Simple campaign means so much to students

Cat Cavazos, Co-editor

“I am sassy.” “I am determined.” “I am smart.”

“I am not retarded.”

These are the signs that the Interpersonal Relations students hold up in their new promotional video about a campaign that has spread across the nation. Their goal is simple: “Spread the word to end the word.”

Olathe South is just one of many schools promoting this message to end the use of the word “retard,” and the students are working hard to promote their important cause throughout the student body. A banner filled with signatures pledging to “End It” hangs in the commons, blue bracelets with the slogan were passed out during lunchtime, and a video was made that was featured on Channel 5 News.

Catherine Wormus, SPED teacher, said all of the Olathe schools were asked to participate in December, and each school is running the program their own way. South chose to celebrate throughout the first week of March, which also happens to be Autism Awareness Week. Marketa Clanton, Clayton Renner and Jordan Megles, seniors, were all chosen to be on the leadership team and be the building representatives.

Raising awareness has meant a lot to the kids who are in the Interpersonal Relations classes. Emma Lengquist, junior, said that she “has been called retarded before” and that it hurts her.

“If I hear someone else saying it, I tell them that it isn’t nice. I wish it would go away,” she said.

And not only has it made a difference in the kids’ lives; it has also helped the students who mentor them.

Jordan Megles, senior, said that this campaign holds a special place in her heart because she comes from a family who focuses on helping kids with special needs. “My brother has developmental disabilities and my mom is a para. [Calling somebody that name] is not funny, and it’s not a joke anymore,” she said.

Besides this campaign, the school helps children with special needs all year round, pairing peer mentors with students in the Interpersonal Relations class during fourth hour. Megles, Lengquist, Clanton and Renner are all members of this class.

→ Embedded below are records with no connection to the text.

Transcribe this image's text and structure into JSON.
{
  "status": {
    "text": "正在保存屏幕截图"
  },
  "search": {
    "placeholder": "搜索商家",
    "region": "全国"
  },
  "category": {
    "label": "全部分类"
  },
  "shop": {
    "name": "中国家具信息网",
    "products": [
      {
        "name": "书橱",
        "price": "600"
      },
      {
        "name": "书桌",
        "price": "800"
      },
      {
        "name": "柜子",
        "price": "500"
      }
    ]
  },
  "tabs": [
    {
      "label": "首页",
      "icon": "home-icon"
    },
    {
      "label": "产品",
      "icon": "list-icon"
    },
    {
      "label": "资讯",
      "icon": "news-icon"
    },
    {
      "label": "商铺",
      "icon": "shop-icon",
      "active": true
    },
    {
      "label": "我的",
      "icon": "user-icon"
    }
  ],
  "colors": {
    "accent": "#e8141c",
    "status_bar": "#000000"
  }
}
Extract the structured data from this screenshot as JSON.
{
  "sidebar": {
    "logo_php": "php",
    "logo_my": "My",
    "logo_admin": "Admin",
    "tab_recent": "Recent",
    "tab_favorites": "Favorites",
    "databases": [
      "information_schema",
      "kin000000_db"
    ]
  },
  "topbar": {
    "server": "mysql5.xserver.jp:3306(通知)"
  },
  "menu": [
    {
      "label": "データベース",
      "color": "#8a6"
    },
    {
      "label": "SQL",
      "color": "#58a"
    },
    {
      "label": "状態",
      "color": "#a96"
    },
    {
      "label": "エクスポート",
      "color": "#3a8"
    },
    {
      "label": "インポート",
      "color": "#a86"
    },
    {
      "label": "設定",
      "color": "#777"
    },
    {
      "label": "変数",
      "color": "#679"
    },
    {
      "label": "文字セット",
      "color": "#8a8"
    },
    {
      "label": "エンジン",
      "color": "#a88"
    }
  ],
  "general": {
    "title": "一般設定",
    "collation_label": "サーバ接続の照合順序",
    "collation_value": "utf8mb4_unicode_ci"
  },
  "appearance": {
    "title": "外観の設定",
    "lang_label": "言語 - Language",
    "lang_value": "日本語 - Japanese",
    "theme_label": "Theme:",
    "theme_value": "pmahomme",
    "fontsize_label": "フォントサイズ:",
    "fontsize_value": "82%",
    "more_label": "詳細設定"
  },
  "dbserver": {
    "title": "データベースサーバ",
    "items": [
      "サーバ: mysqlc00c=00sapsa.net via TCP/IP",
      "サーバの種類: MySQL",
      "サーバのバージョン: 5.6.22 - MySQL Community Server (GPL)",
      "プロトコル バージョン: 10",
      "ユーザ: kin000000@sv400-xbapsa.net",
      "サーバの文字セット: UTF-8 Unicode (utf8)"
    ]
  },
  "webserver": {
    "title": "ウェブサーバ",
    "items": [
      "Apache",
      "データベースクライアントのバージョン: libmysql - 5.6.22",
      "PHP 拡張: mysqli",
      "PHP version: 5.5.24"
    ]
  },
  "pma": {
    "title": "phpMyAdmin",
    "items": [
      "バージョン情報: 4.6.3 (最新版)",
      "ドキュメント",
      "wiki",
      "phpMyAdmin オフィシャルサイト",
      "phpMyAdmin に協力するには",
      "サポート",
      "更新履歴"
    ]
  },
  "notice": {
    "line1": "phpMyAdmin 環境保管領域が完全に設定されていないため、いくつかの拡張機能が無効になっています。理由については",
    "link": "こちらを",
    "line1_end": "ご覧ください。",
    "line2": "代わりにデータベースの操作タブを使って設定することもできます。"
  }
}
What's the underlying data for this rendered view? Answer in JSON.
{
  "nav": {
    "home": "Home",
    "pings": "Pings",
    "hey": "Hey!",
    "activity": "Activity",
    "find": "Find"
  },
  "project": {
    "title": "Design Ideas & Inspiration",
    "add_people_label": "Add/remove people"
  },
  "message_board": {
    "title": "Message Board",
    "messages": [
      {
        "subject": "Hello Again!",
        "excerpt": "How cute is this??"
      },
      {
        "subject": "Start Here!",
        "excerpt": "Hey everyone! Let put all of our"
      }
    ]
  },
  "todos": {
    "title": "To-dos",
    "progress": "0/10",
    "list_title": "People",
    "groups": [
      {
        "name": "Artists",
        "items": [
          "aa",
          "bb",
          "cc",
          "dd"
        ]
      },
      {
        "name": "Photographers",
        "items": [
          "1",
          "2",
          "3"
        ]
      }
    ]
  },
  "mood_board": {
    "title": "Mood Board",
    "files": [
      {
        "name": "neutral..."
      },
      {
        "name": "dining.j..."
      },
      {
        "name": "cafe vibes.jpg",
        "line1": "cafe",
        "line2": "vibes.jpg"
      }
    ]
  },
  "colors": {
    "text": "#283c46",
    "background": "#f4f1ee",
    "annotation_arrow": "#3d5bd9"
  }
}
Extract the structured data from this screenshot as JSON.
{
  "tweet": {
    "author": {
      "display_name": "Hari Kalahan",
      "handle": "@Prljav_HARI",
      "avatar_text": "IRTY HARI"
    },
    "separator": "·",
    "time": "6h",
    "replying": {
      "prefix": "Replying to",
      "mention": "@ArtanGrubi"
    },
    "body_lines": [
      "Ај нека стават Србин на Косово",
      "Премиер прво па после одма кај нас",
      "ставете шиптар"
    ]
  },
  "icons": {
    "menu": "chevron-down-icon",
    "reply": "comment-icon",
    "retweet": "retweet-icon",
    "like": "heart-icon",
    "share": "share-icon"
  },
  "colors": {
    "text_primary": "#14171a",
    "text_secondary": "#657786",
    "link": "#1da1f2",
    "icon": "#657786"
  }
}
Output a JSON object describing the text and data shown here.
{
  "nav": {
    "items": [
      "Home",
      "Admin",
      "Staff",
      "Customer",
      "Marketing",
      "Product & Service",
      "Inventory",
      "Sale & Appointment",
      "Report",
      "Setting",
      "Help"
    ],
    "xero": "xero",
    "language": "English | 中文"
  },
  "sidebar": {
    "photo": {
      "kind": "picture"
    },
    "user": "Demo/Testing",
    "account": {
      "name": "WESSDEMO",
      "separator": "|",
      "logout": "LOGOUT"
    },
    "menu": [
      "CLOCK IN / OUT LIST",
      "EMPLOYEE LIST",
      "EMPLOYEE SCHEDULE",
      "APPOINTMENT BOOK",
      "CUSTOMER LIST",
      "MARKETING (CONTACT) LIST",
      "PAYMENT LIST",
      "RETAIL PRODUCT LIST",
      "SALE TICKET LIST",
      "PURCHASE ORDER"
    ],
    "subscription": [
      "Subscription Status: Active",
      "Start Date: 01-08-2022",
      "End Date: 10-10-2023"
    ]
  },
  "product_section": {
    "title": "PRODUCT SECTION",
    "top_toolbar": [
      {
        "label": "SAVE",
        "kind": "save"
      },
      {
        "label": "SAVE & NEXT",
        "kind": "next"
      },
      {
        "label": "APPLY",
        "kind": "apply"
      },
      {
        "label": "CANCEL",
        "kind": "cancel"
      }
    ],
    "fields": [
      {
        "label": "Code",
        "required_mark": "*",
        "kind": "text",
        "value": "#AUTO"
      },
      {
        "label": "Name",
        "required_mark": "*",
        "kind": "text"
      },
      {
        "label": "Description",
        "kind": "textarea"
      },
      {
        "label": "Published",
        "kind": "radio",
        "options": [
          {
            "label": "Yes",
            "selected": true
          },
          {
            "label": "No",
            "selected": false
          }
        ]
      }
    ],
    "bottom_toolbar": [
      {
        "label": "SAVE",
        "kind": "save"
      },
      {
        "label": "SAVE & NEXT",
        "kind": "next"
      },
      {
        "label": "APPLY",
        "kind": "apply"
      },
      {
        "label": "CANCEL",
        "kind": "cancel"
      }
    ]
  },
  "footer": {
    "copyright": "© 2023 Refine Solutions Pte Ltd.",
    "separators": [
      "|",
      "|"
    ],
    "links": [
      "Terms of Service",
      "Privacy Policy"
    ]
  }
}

Wormus said that she hopes that students will realize that words do hurt and that people will start to think hard before they speak.

“Sometimes, [kids] think they’re teasing, or they don’t think lower-functioning kids understand what they are saying,” she said, but they do. “Kids have feelings, and they want to be treated normal, like everyone else.”

To support the cause, all a student has to do is to stop bullying when they see it and to implement the words that Phil Clark, principal, teaches each Freshman Class: “Ouch, don’t go there.”

A few simple steps can make all of the difference in the world to a student who needs a friend because for every student that chooses to be mean, 10 others are willing to step up. And this campaign is one way to finally erase the “R” word, among other insults, from teenagers’ vocabulary once and for all.